## Goal of the exercise
Everything in the entries below except the pictures must be returned exactly.

--------------------

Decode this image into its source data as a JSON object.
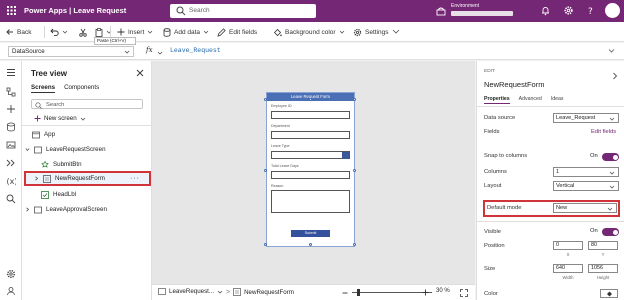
{
  "app": {
    "title": "Power Apps | Leave Request"
  },
  "topbar": {
    "search_placeholder": "Search",
    "environment_label": "Environment",
    "accent": "#742774"
  },
  "command_bar": {
    "back": "Back",
    "insert": "Insert",
    "add_data": "Add data",
    "edit_fields": "Edit fields",
    "background_color": "Background color",
    "settings": "Settings",
    "paste_tooltip": "Paste (Ctrl+V)"
  },
  "formula_bar": {
    "property": "DataSource",
    "fx": "fx",
    "formula": "Leave_Request"
  },
  "tree_view": {
    "title": "Tree view",
    "tabs": [
      "Screens",
      "Components"
    ],
    "search_placeholder": "Search",
    "new_screen": "New screen",
    "nodes": {
      "app": "App",
      "leave_request_screen": "LeaveRequestScreen",
      "submit_btn": "SubmitBtn",
      "new_request_form": "NewRequestForm",
      "head_lbl": "HeadLbl",
      "leave_approval_screen": "LeaveApprovalScreen"
    }
  },
  "canvas": {
    "form_header": "Leave Request Form",
    "fields": [
      "Employee ID",
      "Department",
      "Leave Type",
      "Total Leave Days",
      "Reason"
    ],
    "submit_label": "Submit"
  },
  "status_bar": {
    "screen": "LeaveRequest...",
    "control": "NewRequestForm",
    "zoom": "30",
    "zoom_unit": "%"
  },
  "properties": {
    "edit_label": "EDIT",
    "control_name": "NewRequestForm",
    "tabs": [
      "Properties",
      "Advanced",
      "Ideas"
    ],
    "data_source_label": "Data source",
    "data_source_value": "Leave_Request",
    "fields_label": "Fields",
    "edit_fields_link": "Edit fields",
    "snap_label": "Snap to columns",
    "snap_state": "On",
    "columns_label": "Columns",
    "columns_value": "1",
    "layout_label": "Layout",
    "layout_value": "Vertical",
    "default_mode_label": "Default mode",
    "default_mode_value": "New",
    "visible_label": "Visible",
    "visible_state": "On",
    "position_label": "Position",
    "pos_x": "0",
    "pos_y": "80",
    "pos_x_cap": "X",
    "pos_y_cap": "Y",
    "size_label": "Size",
    "width": "640",
    "height": "1056",
    "width_cap": "Width",
    "height_cap": "Height",
    "color_label": "Color"
  }
}
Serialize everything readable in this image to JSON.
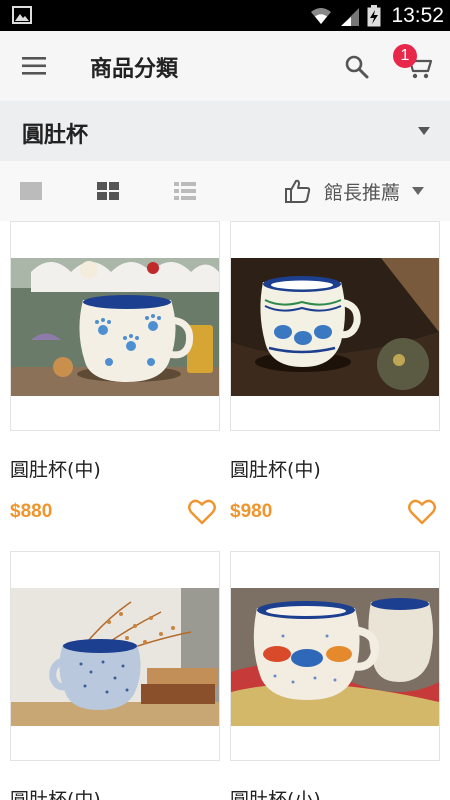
{
  "status_bar": {
    "time": "13:52"
  },
  "app_bar": {
    "title": "商品分類",
    "cart_count": "1"
  },
  "category": {
    "selected": "圓肚杯"
  },
  "sort": {
    "label": "館長推薦"
  },
  "colors": {
    "accent": "#f0952e",
    "badge": "#e8284a",
    "cobalt": "#1d3f8f"
  },
  "products": [
    {
      "name": "圓肚杯(中)",
      "price": "$880",
      "pattern": "blue-paw-prints"
    },
    {
      "name": "圓肚杯(中)",
      "price": "$980",
      "pattern": "blue-teapot-border"
    },
    {
      "name": "圓肚杯(中)",
      "price": "",
      "pattern": "blue-speckle"
    },
    {
      "name": "圓肚杯(小)",
      "price": "",
      "pattern": "red-blue-cats"
    }
  ]
}
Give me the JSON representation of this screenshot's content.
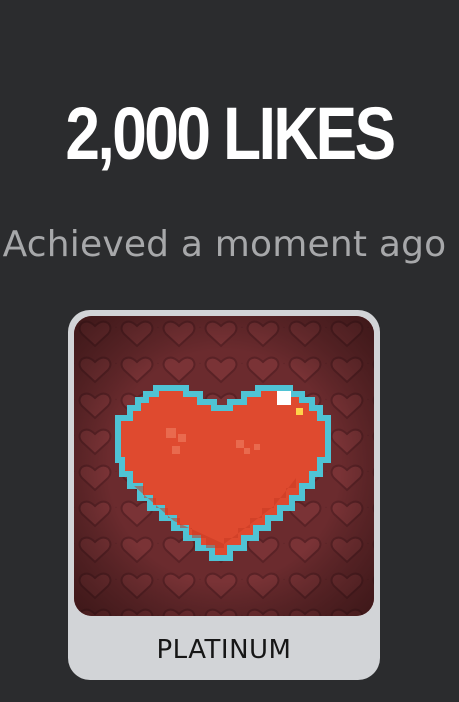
{
  "achievement": {
    "title": "2,000 LIKES",
    "subtitle": "Achieved a moment ago",
    "tier_label": "PLATINUM",
    "icon": "pixel-heart-icon"
  },
  "colors": {
    "background": "#2b2c2e",
    "title": "#ffffff",
    "subtitle": "#a7a8aa",
    "card": "#d2d4d7",
    "heart": "#df4a2f",
    "heart_outline": "#4fc3d4",
    "art_background": "#6a2a2c"
  }
}
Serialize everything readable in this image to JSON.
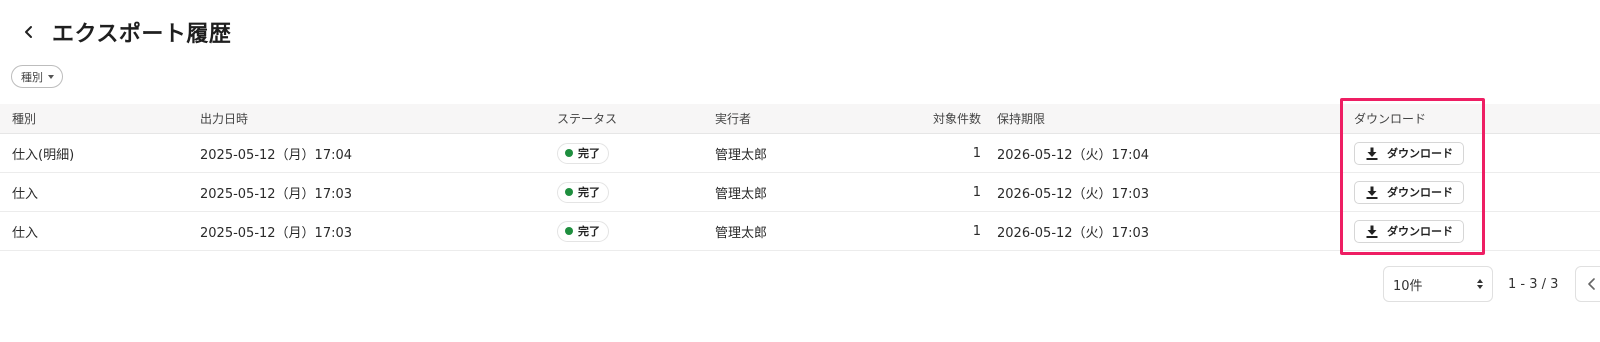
{
  "header": {
    "title": "エクスポート履歴",
    "back_icon": "chevron-left-icon"
  },
  "filter": {
    "label": "種別"
  },
  "table": {
    "columns": {
      "type": "種別",
      "date": "出力日時",
      "status": "ステータス",
      "user": "実行者",
      "count": "対象件数",
      "expire": "保持期限",
      "download": "ダウンロード"
    },
    "rows": [
      {
        "type": "仕入(明細)",
        "date": "2025-05-12（月）17:04",
        "status": "完了",
        "user": "管理太郎",
        "count": "1",
        "expire": "2026-05-12（火）17:04",
        "download": "ダウンロード"
      },
      {
        "type": "仕入",
        "date": "2025-05-12（月）17:03",
        "status": "完了",
        "user": "管理太郎",
        "count": "1",
        "expire": "2026-05-12（火）17:03",
        "download": "ダウンロード"
      },
      {
        "type": "仕入",
        "date": "2025-05-12（月）17:03",
        "status": "完了",
        "user": "管理太郎",
        "count": "1",
        "expire": "2026-05-12（火）17:03",
        "download": "ダウンロード"
      }
    ]
  },
  "pagination": {
    "per_page": "10件",
    "range": "1 - 3 / 3"
  },
  "colors": {
    "status_complete": "#1e8e3e",
    "highlight": "#ee1e63"
  }
}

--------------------

## Response below
Decode this image into its source data as a JSON object.
{
  "app": {
    "title": "Power Apps | Leave Request"
  },
  "topbar": {
    "search_placeholder": "Search",
    "environment_label": "Environment",
    "accent": "#742774"
  },
  "command_bar": {
    "back": "Back",
    "insert": "Insert",
    "add_data": "Add data",
    "edit_fields": "Edit fields",
    "background_color": "Background color",
    "settings": "Settings",
    "paste_tooltip": "Paste (Ctrl+V)"
  },
  "formula_bar": {
    "property": "DataSource",
    "fx": "fx",
    "formula": "Leave_Request"
  },
  "tree_view": {
    "title": "Tree view",
    "tabs": [
      "Screens",
      "Components"
    ],
    "search_placeholder": "Search",
    "new_screen": "New screen",
    "nodes": {
      "app": "App",
      "leave_request_screen": "LeaveRequestScreen",
      "submit_btn": "SubmitBtn",
      "new_request_form": "NewRequestForm",
      "head_lbl": "HeadLbl",
      "leave_approval_screen": "LeaveApprovalScreen"
    }
  },
  "canvas": {
    "form_header": "Leave Request Form",
    "fields": [
      "Employee ID",
      "Department",
      "Leave Type",
      "Total Leave Days",
      "Reason"
    ],
    "submit_label": "Submit"
  },
  "status_bar": {
    "screen": "LeaveRequest...",
    "control": "NewRequestForm",
    "zoom": "30",
    "zoom_unit": "%"
  },
  "properties": {
    "edit_label": "EDIT",
    "control_name": "NewRequestForm",
    "tabs": [
      "Properties",
      "Advanced",
      "Ideas"
    ],
    "data_source_label": "Data source",
    "data_source_value": "Leave_Request",
    "fields_label": "Fields",
    "edit_fields_link": "Edit fields",
    "snap_label": "Snap to columns",
    "snap_state": "On",
    "columns_label": "Columns",
    "columns_value": "1",
    "layout_label": "Layout",
    "layout_value": "Vertical",
    "default_mode_label": "Default mode",
    "default_mode_value": "New",
    "visible_label": "Visible",
    "visible_state": "On",
    "position_label": "Position",
    "pos_x": "0",
    "pos_y": "80",
    "pos_x_cap": "X",
    "pos_y_cap": "Y",
    "size_label": "Size",
    "width": "640",
    "height": "1056",
    "width_cap": "Width",
    "height_cap": "Height",
    "color_label": "Color"
  }
}
Serialize everything readable in this image to JSON.
{
  "status_bar": {
    "time": "13:52"
  },
  "app_bar": {
    "title": "商品分類",
    "cart_count": "1"
  },
  "category": {
    "selected": "圓肚杯"
  },
  "sort": {
    "label": "館長推薦"
  },
  "colors": {
    "accent": "#f0952e",
    "badge": "#e8284a",
    "cobalt": "#1d3f8f"
  },
  "products": [
    {
      "name": "圓肚杯(中)",
      "price": "$880",
      "pattern": "blue-paw-prints"
    },
    {
      "name": "圓肚杯(中)",
      "price": "$980",
      "pattern": "blue-teapot-border"
    },
    {
      "name": "圓肚杯(中)",
      "price": "",
      "pattern": "blue-speckle"
    },
    {
      "name": "圓肚杯(小)",
      "price": "",
      "pattern": "red-blue-cats"
    }
  ]
}
Give me the JSON representation of this screenshot's content.
{
  "achievement": {
    "title": "2,000 LIKES",
    "subtitle": "Achieved a moment ago",
    "tier_label": "PLATINUM",
    "icon": "pixel-heart-icon"
  },
  "colors": {
    "background": "#2b2c2e",
    "title": "#ffffff",
    "subtitle": "#a7a8aa",
    "card": "#d2d4d7",
    "heart": "#df4a2f",
    "heart_outline": "#4fc3d4",
    "art_background": "#6a2a2c"
  }
}
Serialize everything readable in this image to JSON.
{
  "header": {
    "title": "エクスポート履歴",
    "back_icon": "chevron-left-icon"
  },
  "filter": {
    "label": "種別"
  },
  "table": {
    "columns": {
      "type": "種別",
      "date": "出力日時",
      "status": "ステータス",
      "user": "実行者",
      "count": "対象件数",
      "expire": "保持期限",
      "download": "ダウンロード"
    },
    "rows": [
      {
        "type": "仕入(明細)",
        "date": "2025-05-12（月）17:04",
        "status": "完了",
        "user": "管理太郎",
        "count": "1",
        "expire": "2026-05-12（火）17:04",
        "download": "ダウンロード"
      },
      {
        "type": "仕入",
        "date": "2025-05-12（月）17:03",
        "status": "完了",
        "user": "管理太郎",
        "count": "1",
        "expire": "2026-05-12（火）17:03",
        "download": "ダウンロード"
      },
      {
        "type": "仕入",
        "date": "2025-05-12（月）17:03",
        "status": "完了",
        "user": "管理太郎",
        "count": "1",
        "expire": "2026-05-12（火）17:03",
        "download": "ダウンロード"
      }
    ]
  },
  "pagination": {
    "per_page": "10件",
    "range": "1 - 3 / 3"
  },
  "colors": {
    "status_complete": "#1e8e3e",
    "highlight": "#ee1e63"
  }
}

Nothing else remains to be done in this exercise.